::: EXERCISE DATA
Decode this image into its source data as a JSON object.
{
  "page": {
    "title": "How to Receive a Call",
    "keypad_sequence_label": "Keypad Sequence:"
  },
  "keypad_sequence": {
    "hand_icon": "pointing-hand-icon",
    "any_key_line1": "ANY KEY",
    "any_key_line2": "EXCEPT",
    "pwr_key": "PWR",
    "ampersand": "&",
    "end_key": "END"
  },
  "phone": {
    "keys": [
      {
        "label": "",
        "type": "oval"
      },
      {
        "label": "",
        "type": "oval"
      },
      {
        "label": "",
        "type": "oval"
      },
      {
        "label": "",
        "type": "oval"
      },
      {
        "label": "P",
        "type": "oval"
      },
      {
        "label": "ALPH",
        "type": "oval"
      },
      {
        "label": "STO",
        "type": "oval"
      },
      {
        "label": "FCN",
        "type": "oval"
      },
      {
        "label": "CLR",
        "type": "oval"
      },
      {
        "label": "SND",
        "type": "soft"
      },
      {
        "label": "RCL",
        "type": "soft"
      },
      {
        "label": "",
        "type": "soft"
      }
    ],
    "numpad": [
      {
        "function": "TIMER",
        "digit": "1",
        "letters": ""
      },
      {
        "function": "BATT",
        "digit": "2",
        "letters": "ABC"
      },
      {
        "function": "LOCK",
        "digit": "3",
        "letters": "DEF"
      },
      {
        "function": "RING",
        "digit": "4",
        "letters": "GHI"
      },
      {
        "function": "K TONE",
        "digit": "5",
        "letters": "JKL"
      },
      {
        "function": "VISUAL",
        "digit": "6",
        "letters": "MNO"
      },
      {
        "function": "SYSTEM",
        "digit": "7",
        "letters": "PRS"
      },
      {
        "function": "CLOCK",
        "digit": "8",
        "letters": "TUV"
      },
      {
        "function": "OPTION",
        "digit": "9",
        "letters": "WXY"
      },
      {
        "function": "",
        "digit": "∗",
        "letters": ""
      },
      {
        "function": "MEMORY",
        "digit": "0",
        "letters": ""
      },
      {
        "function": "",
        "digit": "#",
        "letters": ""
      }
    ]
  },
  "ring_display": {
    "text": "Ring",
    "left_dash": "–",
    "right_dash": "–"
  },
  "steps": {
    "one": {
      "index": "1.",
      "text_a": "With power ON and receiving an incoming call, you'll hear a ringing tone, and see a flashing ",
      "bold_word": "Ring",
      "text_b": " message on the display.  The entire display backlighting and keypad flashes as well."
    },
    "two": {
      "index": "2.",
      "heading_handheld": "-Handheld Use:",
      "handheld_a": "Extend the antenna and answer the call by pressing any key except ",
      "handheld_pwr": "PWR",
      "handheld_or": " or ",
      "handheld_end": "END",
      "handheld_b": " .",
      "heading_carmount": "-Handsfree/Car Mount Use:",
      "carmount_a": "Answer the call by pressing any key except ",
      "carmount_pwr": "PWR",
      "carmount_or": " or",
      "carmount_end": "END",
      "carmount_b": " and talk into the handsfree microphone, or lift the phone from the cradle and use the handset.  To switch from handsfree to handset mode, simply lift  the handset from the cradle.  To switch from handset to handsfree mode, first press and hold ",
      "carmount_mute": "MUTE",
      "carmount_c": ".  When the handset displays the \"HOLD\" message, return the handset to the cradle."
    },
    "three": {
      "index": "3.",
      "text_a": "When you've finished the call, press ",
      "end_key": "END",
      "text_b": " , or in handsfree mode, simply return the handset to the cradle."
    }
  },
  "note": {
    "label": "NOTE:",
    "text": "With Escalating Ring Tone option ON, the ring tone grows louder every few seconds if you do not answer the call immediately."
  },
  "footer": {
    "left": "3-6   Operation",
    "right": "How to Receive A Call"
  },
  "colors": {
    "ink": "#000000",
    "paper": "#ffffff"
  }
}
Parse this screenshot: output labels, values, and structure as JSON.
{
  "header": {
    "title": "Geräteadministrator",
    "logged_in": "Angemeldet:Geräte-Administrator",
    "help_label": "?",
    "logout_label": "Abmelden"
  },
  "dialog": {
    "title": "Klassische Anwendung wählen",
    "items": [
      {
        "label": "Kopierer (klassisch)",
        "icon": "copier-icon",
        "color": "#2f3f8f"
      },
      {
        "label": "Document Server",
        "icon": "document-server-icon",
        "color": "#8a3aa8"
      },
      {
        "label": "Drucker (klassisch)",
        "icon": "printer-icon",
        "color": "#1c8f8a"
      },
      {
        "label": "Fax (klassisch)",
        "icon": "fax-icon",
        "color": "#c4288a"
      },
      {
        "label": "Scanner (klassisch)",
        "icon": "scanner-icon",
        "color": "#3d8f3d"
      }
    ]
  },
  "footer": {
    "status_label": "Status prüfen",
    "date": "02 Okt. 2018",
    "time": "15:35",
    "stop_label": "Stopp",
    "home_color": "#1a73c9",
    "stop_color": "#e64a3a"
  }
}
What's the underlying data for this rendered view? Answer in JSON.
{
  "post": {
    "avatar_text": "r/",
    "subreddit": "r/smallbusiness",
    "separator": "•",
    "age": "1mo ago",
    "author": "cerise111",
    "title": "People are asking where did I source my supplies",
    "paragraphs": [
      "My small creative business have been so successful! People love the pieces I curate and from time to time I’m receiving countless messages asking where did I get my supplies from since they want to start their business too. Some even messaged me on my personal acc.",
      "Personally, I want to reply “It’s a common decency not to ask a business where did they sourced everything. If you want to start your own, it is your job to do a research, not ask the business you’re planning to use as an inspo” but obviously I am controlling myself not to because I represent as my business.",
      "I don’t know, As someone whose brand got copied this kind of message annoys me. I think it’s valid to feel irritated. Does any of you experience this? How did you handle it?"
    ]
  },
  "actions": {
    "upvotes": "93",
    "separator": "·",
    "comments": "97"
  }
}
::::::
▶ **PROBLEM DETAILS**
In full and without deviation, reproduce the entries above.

▶ **SOLVED EXERCISE**
Decode this image into its source data as a JSON object.
{
  "page": {
    "title": "How to Receive a Call",
    "keypad_sequence_label": "Keypad Sequence:"
  },
  "keypad_sequence": {
    "hand_icon": "pointing-hand-icon",
    "any_key_line1": "ANY KEY",
    "any_key_line2": "EXCEPT",
    "pwr_key": "PWR",
    "ampersand": "&",
    "end_key": "END"
  },
  "phone": {
    "keys": [
      {
        "label": "",
        "type": "oval"
      },
      {
        "label": "",
        "type": "oval"
      },
      {
        "label": "",
        "type": "oval"
      },
      {
        "label": "",
        "type": "oval"
      },
      {
        "label": "P",
        "type": "oval"
      },
      {
        "label": "ALPH",
        "type": "oval"
      },
      {
        "label": "STO",
        "type": "oval"
      },
      {
        "label": "FCN",
        "type": "oval"
      },
      {
        "label": "CLR",
        "type": "oval"
      },
      {
        "label": "SND",
        "type": "soft"
      },
      {
        "label": "RCL",
        "type": "soft"
      },
      {
        "label": "",
        "type": "soft"
      }
    ],
    "numpad": [
      {
        "function": "TIMER",
        "digit": "1",
        "letters": ""
      },
      {
        "function": "BATT",
        "digit": "2",
        "letters": "ABC"
      },
      {
        "function": "LOCK",
        "digit": "3",
        "letters": "DEF"
      },
      {
        "function": "RING",
        "digit": "4",
        "letters": "GHI"
      },
      {
        "function": "K TONE",
        "digit": "5",
        "letters": "JKL"
      },
      {
        "function": "VISUAL",
        "digit": "6",
        "letters": "MNO"
      },
      {
        "function": "SYSTEM",
        "digit": "7",
        "letters": "PRS"
      },
      {
        "function": "CLOCK",
        "digit": "8",
        "letters": "TUV"
      },
      {
        "function": "OPTION",
        "digit": "9",
        "letters": "WXY"
      },
      {
        "function": "",
        "digit": "∗",
        "letters": ""
      },
      {
        "function": "MEMORY",
        "digit": "0",
        "letters": ""
      },
      {
        "function": "",
        "digit": "#",
        "letters": ""
      }
    ]
  },
  "ring_display": {
    "text": "Ring",
    "left_dash": "–",
    "right_dash": "–"
  },
  "steps": {
    "one": {
      "index": "1.",
      "text_a": "With power ON and receiving an incoming call, you'll hear a ringing tone, and see a flashing ",
      "bold_word": "Ring",
      "text_b": " message on the display.  The entire display backlighting and keypad flashes as well."
    },
    "two": {
      "index": "2.",
      "heading_handheld": "-Handheld Use:",
      "handheld_a": "Extend the antenna and answer the call by pressing any key except ",
      "handheld_pwr": "PWR",
      "handheld_or": " or ",
      "handheld_end": "END",
      "handheld_b": " .",
      "heading_carmount": "-Handsfree/Car Mount Use:",
      "carmount_a": "Answer the call by pressing any key except ",
      "carmount_pwr": "PWR",
      "carmount_or": " or",
      "carmount_end": "END",
      "carmount_b": " and talk into the handsfree microphone, or lift the phone from the cradle and use the handset.  To switch from handsfree to handset mode, simply lift  the handset from the cradle.  To switch from handset to handsfree mode, first press and hold ",
      "carmount_mute": "MUTE",
      "carmount_c": ".  When the handset displays the \"HOLD\" message, return the handset to the cradle."
    },
    "three": {
      "index": "3.",
      "text_a": "When you've finished the call, press ",
      "end_key": "END",
      "text_b": " , or in handsfree mode, simply return the handset to the cradle."
    }
  },
  "note": {
    "label": "NOTE:",
    "text": "With Escalating Ring Tone option ON, the ring tone grows louder every few seconds if you do not answer the call immediately."
  },
  "footer": {
    "left": "3-6   Operation",
    "right": "How to Receive A Call"
  },
  "colors": {
    "ink": "#000000",
    "paper": "#ffffff"
  }
}
Parse this screenshot: output labels, values, and structure as JSON.
{
  "header": {
    "title": "Geräteadministrator",
    "logged_in": "Angemeldet:Geräte-Administrator",
    "help_label": "?",
    "logout_label": "Abmelden"
  },
  "dialog": {
    "title": "Klassische Anwendung wählen",
    "items": [
      {
        "label": "Kopierer (klassisch)",
        "icon": "copier-icon",
        "color": "#2f3f8f"
      },
      {
        "label": "Document Server",
        "icon": "document-server-icon",
        "color": "#8a3aa8"
      },
      {
        "label": "Drucker (klassisch)",
        "icon": "printer-icon",
        "color": "#1c8f8a"
      },
      {
        "label": "Fax (klassisch)",
        "icon": "fax-icon",
        "color": "#c4288a"
      },
      {
        "label": "Scanner (klassisch)",
        "icon": "scanner-icon",
        "color": "#3d8f3d"
      }
    ]
  },
  "footer": {
    "status_label": "Status prüfen",
    "date": "02 Okt. 2018",
    "time": "15:35",
    "stop_label": "Stopp",
    "home_color": "#1a73c9",
    "stop_color": "#e64a3a"
  }
}
What's the underlying data for this rendered view? Answer in JSON.
{
  "post": {
    "avatar_text": "r/",
    "subreddit": "r/smallbusiness",
    "separator": "•",
    "age": "1mo ago",
    "author": "cerise111",
    "title": "People are asking where did I source my supplies",
    "paragraphs": [
      "My small creative business have been so successful! People love the pieces I curate and from time to time I’m receiving countless messages asking where did I get my supplies from since they want to start their business too. Some even messaged me on my personal acc.",
      "Personally, I want to reply “It’s a common decency not to ask a business where did they sourced everything. If you want to start your own, it is your job to do a research, not ask the business you’re planning to use as an inspo” but obviously I am controlling myself not to because I represent as my business.",
      "I don’t know, As someone whose brand got copied this kind of message annoys me. I think it’s valid to feel irritated. Does any of you experience this? How did you handle it?"
    ]
  },
  "actions": {
    "upvotes": "93",
    "separator": "·",
    "comments": "97"
  }
}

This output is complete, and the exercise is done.